With Cardiff’s local development plan being withdrawn it was with interest that planners, students and interested civic groups gathered to hear what a ‘Master Planner’ had to say about urban development.
Roger Evans of Studio Real was at Cardiff University to take part in a series of lectures about planning and regeneration. He is the man behind the award-winning Newhall development near Harlow, Essex.
John Punter, professor of Urban Design at Cardiff University, opened the talk with: “In Cardiff we need to shift our attention to quality of local development. We need to provide more family housing and we have a big challenge ahead of us.”
Evans talked the audience through how they went about developing the Newhall site, building on greenfield land and planning a completely new town.
“We struggled to find examples of good big developments,” said Evans, “there was a real issue with finding bulk builds of in the region of 5,000 to 8,000 houses.
“Why should we dumb down when it comes to residential developments? We looked to cities like Bath, Oxford and Venice for inspiration when planning Newhall. We asked ‘Why can’t we build somewhere that people would like to visit?’
“We know that places which attract people will attract investment.”
At Newhall lots of different developers and architects were recruited to work on separate parts of the site, creating a mish-mash of styles and buildings.
Evans had some lessons from Newhall, particularly about community management.
He said: “All the best projects aimed high in their quality.
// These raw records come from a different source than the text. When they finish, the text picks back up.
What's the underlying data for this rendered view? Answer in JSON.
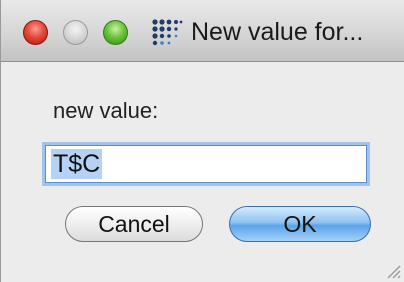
{
  "window": {
    "title": "New value for..."
  },
  "dialog": {
    "prompt": "new value:",
    "value": "T$C",
    "cancel_label": "Cancel",
    "ok_label": "OK"
  },
  "icons": {
    "close": "close-button",
    "minimize": "minimize-button",
    "zoom": "zoom-button",
    "app": "dot-grid-app-icon",
    "resize": "resize-grip-icon"
  },
  "colors": {
    "close": "#e34a3b",
    "zoom": "#6cc43b",
    "ok_button": "#5da3e8",
    "selection": "#b5d2f5"
  }
}
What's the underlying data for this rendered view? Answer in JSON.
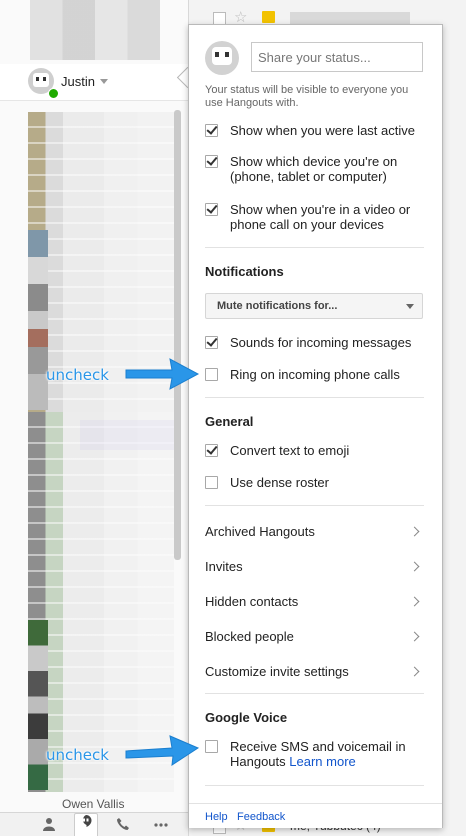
{
  "me": {
    "name": "Justin"
  },
  "status": {
    "placeholder": "Share your status...",
    "note": "Your status will be visible to everyone you use Hangouts with."
  },
  "privacy": [
    {
      "label": "Show when you were last active",
      "checked": true
    },
    {
      "label": "Show which device you're on (phone, tablet or computer)",
      "checked": true
    },
    {
      "label": "Show when you're in a video or phone call on your devices",
      "checked": true
    }
  ],
  "notifications": {
    "title": "Notifications",
    "mute_label": "Mute notifications for...",
    "items": [
      {
        "label": "Sounds for incoming messages",
        "checked": true
      },
      {
        "label": "Ring on incoming phone calls",
        "checked": false
      }
    ]
  },
  "general": {
    "title": "General",
    "items": [
      {
        "label": "Convert text to emoji",
        "checked": true
      },
      {
        "label": "Use dense roster",
        "checked": false
      }
    ]
  },
  "nav": [
    {
      "label": "Archived Hangouts"
    },
    {
      "label": "Invites"
    },
    {
      "label": "Hidden contacts"
    },
    {
      "label": "Blocked people"
    },
    {
      "label": "Customize invite settings"
    }
  ],
  "google_voice": {
    "title": "Google Voice",
    "item_label": "Receive SMS and voicemail in Hangouts",
    "learn_more": "Learn more",
    "checked": false
  },
  "footer": {
    "help": "Help",
    "feedback": "Feedback"
  },
  "annotations": {
    "uncheck_1": "uncheck",
    "uncheck_2": "uncheck"
  },
  "background": {
    "roster_bottom_name": "Owen Vallis",
    "mail_bottom_text": "me, Tubbutec (4)"
  },
  "colors": {
    "annotation": "#2a96e8",
    "link": "#1155cc",
    "online": "#1faa00"
  },
  "icons": [
    "person-icon",
    "hangouts-icon",
    "phone-icon",
    "more-icon",
    "chevron-right-icon",
    "checkbox-icon",
    "star-icon",
    "label-icon"
  ]
}
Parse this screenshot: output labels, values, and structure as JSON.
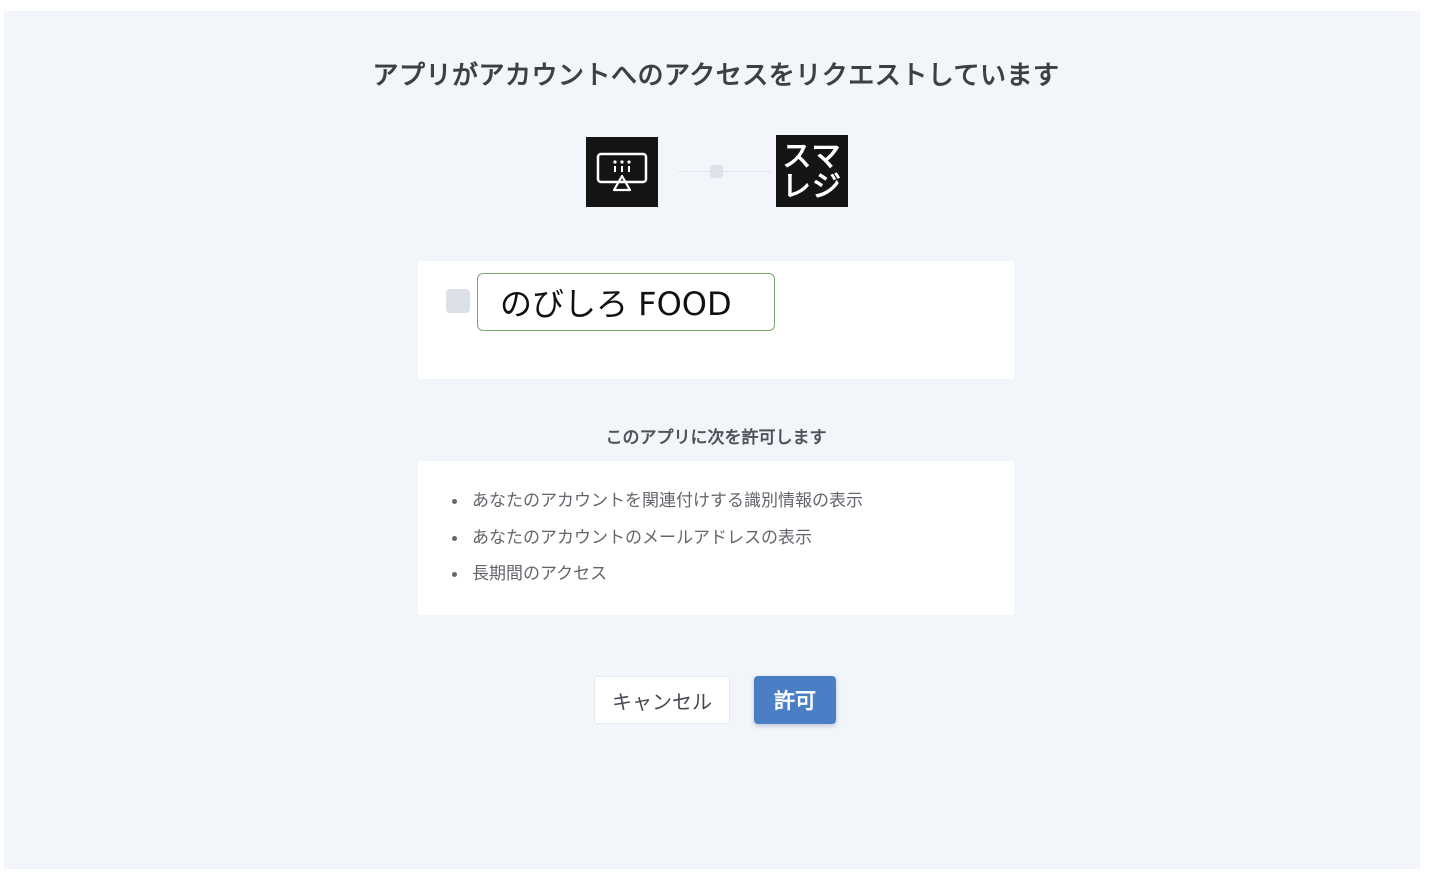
{
  "page": {
    "title": "アプリがアカウントへのアクセスをリクエストしています"
  },
  "logos": {
    "app_icon": "monitor-icon",
    "service_logo_line1": "スマ",
    "service_logo_line2": "レジ"
  },
  "account": {
    "name": "のびしろ FOOD",
    "checked": false
  },
  "permissions": {
    "heading": "このアプリに次を許可します",
    "items": [
      "あなたのアカウントを関連付けする識別情報の表示",
      "あなたのアカウントのメールアドレスの表示",
      "長期間のアクセス"
    ]
  },
  "actions": {
    "cancel_label": "キャンセル",
    "allow_label": "許可"
  },
  "colors": {
    "background": "#f2f5f9",
    "primary_button": "#4a7fc6",
    "highlight_border": "#79a86b"
  }
}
We found there was no point developing until we knew who would manage the community, in terms of adopted roads, looking after tree planting and the drains. We found that a Residents’ Assocation were happy to take on all the trees and greenery of the site, before they’d even moved in. This proved to be really important as the local council refused to take responsibility for the trees.
“The Victorian’s when they built grand projects had civic ambition and we need to see that return to these projects, however the economic argument can’t be ignored and we meed to make sure developments are economically successful.”
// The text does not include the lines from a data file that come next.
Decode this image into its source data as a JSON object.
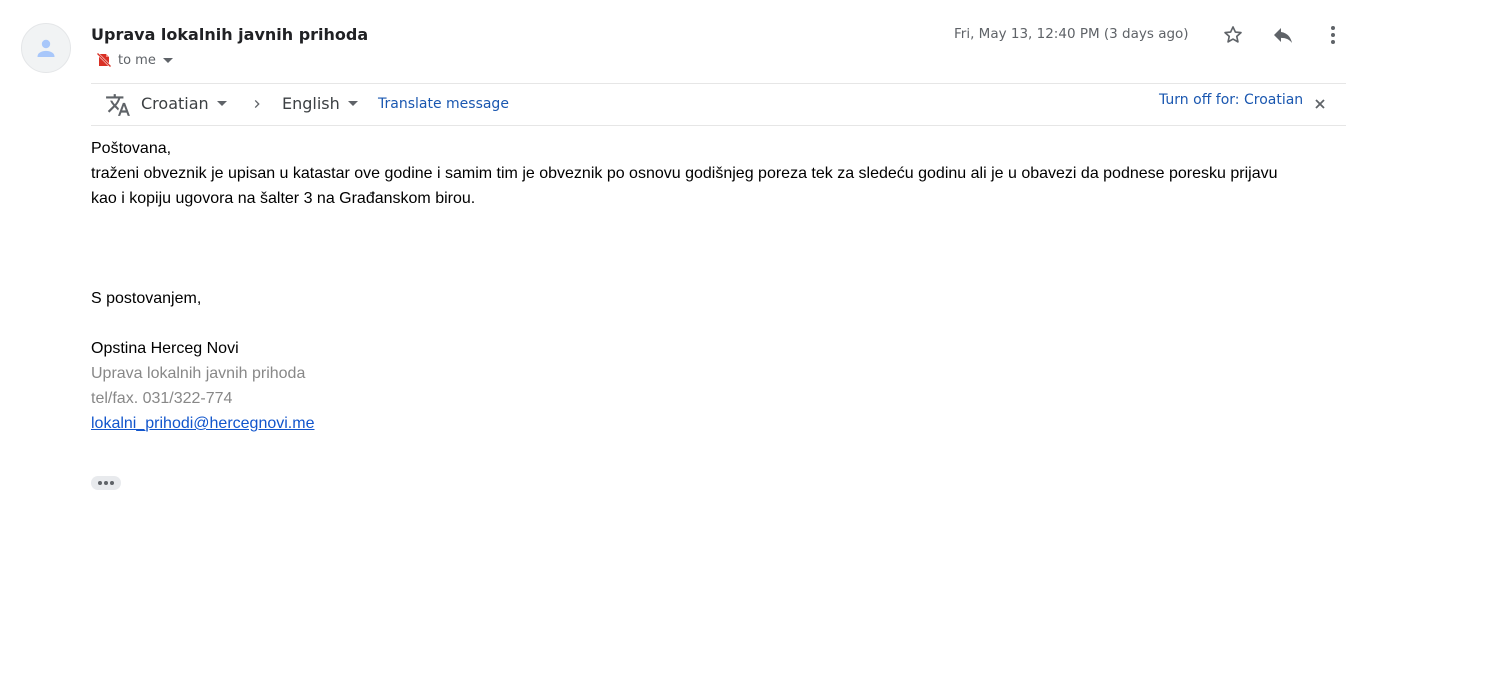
{
  "email": {
    "sender_name": "Uprava lokalnih javnih prihoda",
    "recipient_label": "to me",
    "date": "Fri, May 13, 12:40 PM (3 days ago)"
  },
  "translate_bar": {
    "source_language": "Croatian",
    "target_language": "English",
    "translate_link": "Translate message",
    "turn_off_link": "Turn off for: Croatian"
  },
  "body": {
    "greeting": "Poštovana,",
    "line1": "traženi obveznik je upisan u katastar ove godine i samim tim je obveznik po osnovu godišnjeg poreza tek za sledeću godinu ali je u obavezi da podnese poresku prijavu",
    "line2": "kao i kopiju ugovora na šalter 3 na Građanskom birou.",
    "closing": "S postovanjem,"
  },
  "signature": {
    "org": "Opstina Herceg Novi",
    "dept": "Uprava lokalnih javnih prihoda",
    "phone": "tel/fax. 031/322-774",
    "email": "lokalni_prihodi@hercegnovi.me"
  },
  "icons": {
    "avatar": "person-icon",
    "warning": "unverified-sender-icon",
    "star": "star-icon",
    "reply": "reply-icon",
    "more": "more-vert-icon",
    "translate": "translate-icon",
    "separator": "chevron-right-icon",
    "close": "close-icon"
  },
  "colors": {
    "link": "#1a57b0",
    "signature_gray": "#888888",
    "warning_red": "#d93025"
  }
}
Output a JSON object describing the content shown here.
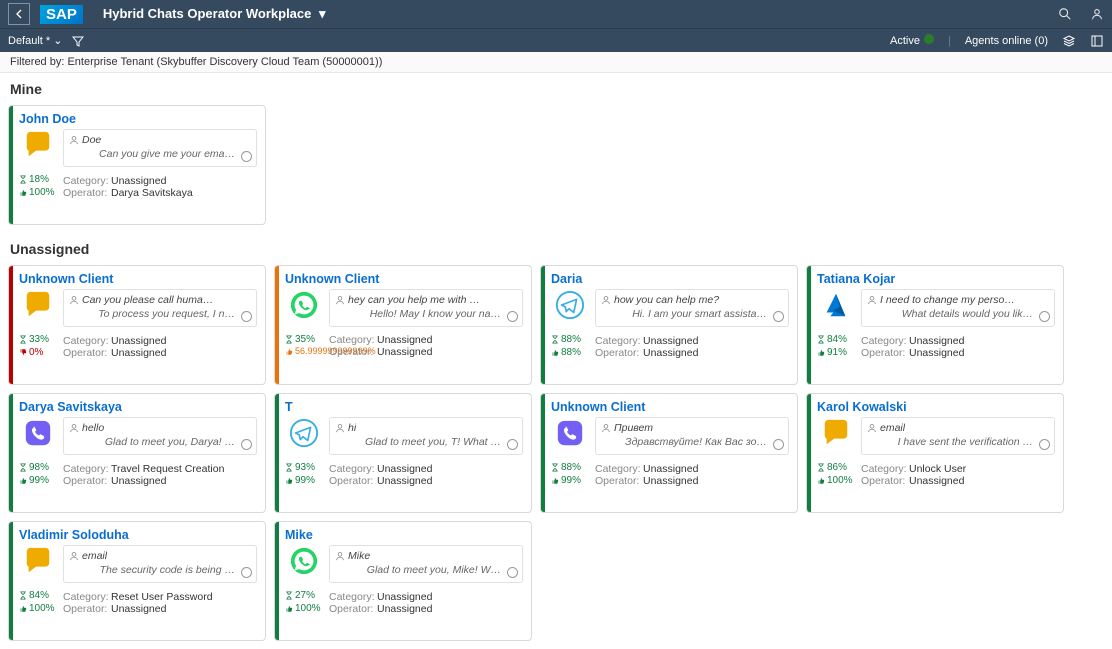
{
  "header": {
    "title": "Hybrid Chats Operator Workplace",
    "logoText": "SAP"
  },
  "subheader": {
    "default": "Default *",
    "activeLabel": "Active",
    "agentsOnline": "Agents online (0)"
  },
  "filter": "Filtered by: Enterprise Tenant (Skybuffer Discovery Cloud Team (50000001))",
  "sections": {
    "mine": "Mine",
    "unassigned": "Unassigned"
  },
  "labels": {
    "category": "Category:",
    "operator": "Operator:"
  },
  "mineCards": [
    {
      "title": "John Doe",
      "channel": "chat",
      "accent": "green",
      "msgUser": "Doe",
      "msgReply": "Can you give me your ema…",
      "timer": "18%",
      "timerClass": "stat-green",
      "thumb": "100%",
      "thumbClass": "stat-green",
      "thumbDir": "up",
      "category": "Unassigned",
      "operator": "Darya Savitskaya"
    }
  ],
  "unassignedCards": [
    {
      "title": "Unknown Client",
      "channel": "chat",
      "accent": "red",
      "msgUser": "Can you please call huma…",
      "msgReply": "To process you request, I n…",
      "timer": "33%",
      "timerClass": "stat-green",
      "thumb": "0%",
      "thumbClass": "stat-red",
      "thumbDir": "down",
      "category": "Unassigned",
      "operator": "Unassigned"
    },
    {
      "title": "Unknown Client",
      "channel": "whatsapp",
      "accent": "orange",
      "msgUser": "hey can you help me with …",
      "msgReply": "Hello! May I know your na…",
      "timer": "35%",
      "timerClass": "stat-green",
      "thumb": "56.999999999999%",
      "thumbClass": "stat-orange",
      "thumbDir": "up",
      "category": "Unassigned",
      "operator": "Unassigned"
    },
    {
      "title": "Daria",
      "channel": "telegram",
      "accent": "green",
      "msgUser": "how you can help me?",
      "msgReply": "Hi. I am your smart assista…",
      "timer": "88%",
      "timerClass": "stat-green",
      "thumb": "88%",
      "thumbClass": "stat-green",
      "thumbDir": "up",
      "category": "Unassigned",
      "operator": "Unassigned"
    },
    {
      "title": "Tatiana Kojar",
      "channel": "azure",
      "accent": "green",
      "msgUser": "I need to change my perso…",
      "msgReply": "What details would you lik…",
      "timer": "84%",
      "timerClass": "stat-green",
      "thumb": "91%",
      "thumbClass": "stat-green",
      "thumbDir": "up",
      "category": "Unassigned",
      "operator": "Unassigned"
    },
    {
      "title": "Darya Savitskaya",
      "channel": "viber",
      "accent": "green",
      "msgUser": "hello",
      "msgReply": "Glad to meet you, Darya! …",
      "timer": "98%",
      "timerClass": "stat-green",
      "thumb": "99%",
      "thumbClass": "stat-green",
      "thumbDir": "up",
      "category": "Travel Request Creation",
      "operator": "Unassigned"
    },
    {
      "title": "T",
      "channel": "telegram",
      "accent": "green",
      "msgUser": "hi",
      "msgReply": "Glad to meet you, T! What …",
      "timer": "93%",
      "timerClass": "stat-green",
      "thumb": "99%",
      "thumbClass": "stat-green",
      "thumbDir": "up",
      "category": "Unassigned",
      "operator": "Unassigned"
    },
    {
      "title": "Unknown Client",
      "channel": "viber",
      "accent": "green",
      "msgUser": "Привет",
      "msgReply": "Здравствуйте! Как Вас зо…",
      "timer": "88%",
      "timerClass": "stat-green",
      "thumb": "99%",
      "thumbClass": "stat-green",
      "thumbDir": "up",
      "category": "Unassigned",
      "operator": "Unassigned"
    },
    {
      "title": "Karol Kowalski",
      "channel": "chat",
      "accent": "green",
      "msgUser": "email",
      "msgReply": "I have sent the verification …",
      "timer": "86%",
      "timerClass": "stat-green",
      "thumb": "100%",
      "thumbClass": "stat-green",
      "thumbDir": "up",
      "category": "Unlock User",
      "operator": "Unassigned"
    },
    {
      "title": "Vladimir Soloduha",
      "channel": "chat",
      "accent": "green",
      "msgUser": "email",
      "msgReply": "The security code is being …",
      "timer": "84%",
      "timerClass": "stat-green",
      "thumb": "100%",
      "thumbClass": "stat-green",
      "thumbDir": "up",
      "category": "Reset User Password",
      "operator": "Unassigned"
    },
    {
      "title": "Mike",
      "channel": "whatsapp",
      "accent": "green",
      "msgUser": "Mike",
      "msgReply": "Glad to meet you, Mike! W…",
      "timer": "27%",
      "timerClass": "stat-green",
      "thumb": "100%",
      "thumbClass": "stat-green",
      "thumbDir": "up",
      "category": "Unassigned",
      "operator": "Unassigned"
    }
  ]
}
Speaking after the lecture, Evans had some wise words for Cardiff as it looks to re-start the local development plan.
He said: “If you look at the last 20 to 25 years there has been a huge amount of change in this country. There is no reason to suppose in the next 25 years we won’t see even more change. If you do nothing and just fiddle with what you’ve already got then you lose the ability to create the environment that you actually want.
“It’s important to remember with greenfield sites that new development can create new natural habitats if it is done right. A lot of greenfield land isn’t actually that useful anymore and instead of being agricultural land it can become a useful green space with the right development.
“All of this requires strong political leadership, vision and you need to talk to all stakeholders and make sure everyone is onboard with the development.”
John Punter was critical of the Council’s idea to only build lots of smaller developments on brownfield sites.
He said: “If you just build small developments you miss the long-term plans. If you build new neighbourhoods and create meaningful new facilities then you will get good developments. If you go small and infill you tend not to get the community facilities that you need.”
Elaine Davey from Cardiff Civic Society, who were critical of the Council’s local development plan, said: “We’d love to see a development like this in Cardiff, it’s all hypothetical at this stage but something like Newhall shows just what is possible.”
At the full meeting of Cardiff Council last week a question was asked about the progress of a new local development plan.
Councillor Margaret Jones replied: “Work is currently underway on producing the proposed process and timescale for preparing a new draft LDP. This is a complex process where a balance needs to be struck in order to secure good progress whilst minimising risk from legal challenge. The LDP Regulations state that the timetable must be set out in a document called the Delivery Agreement.”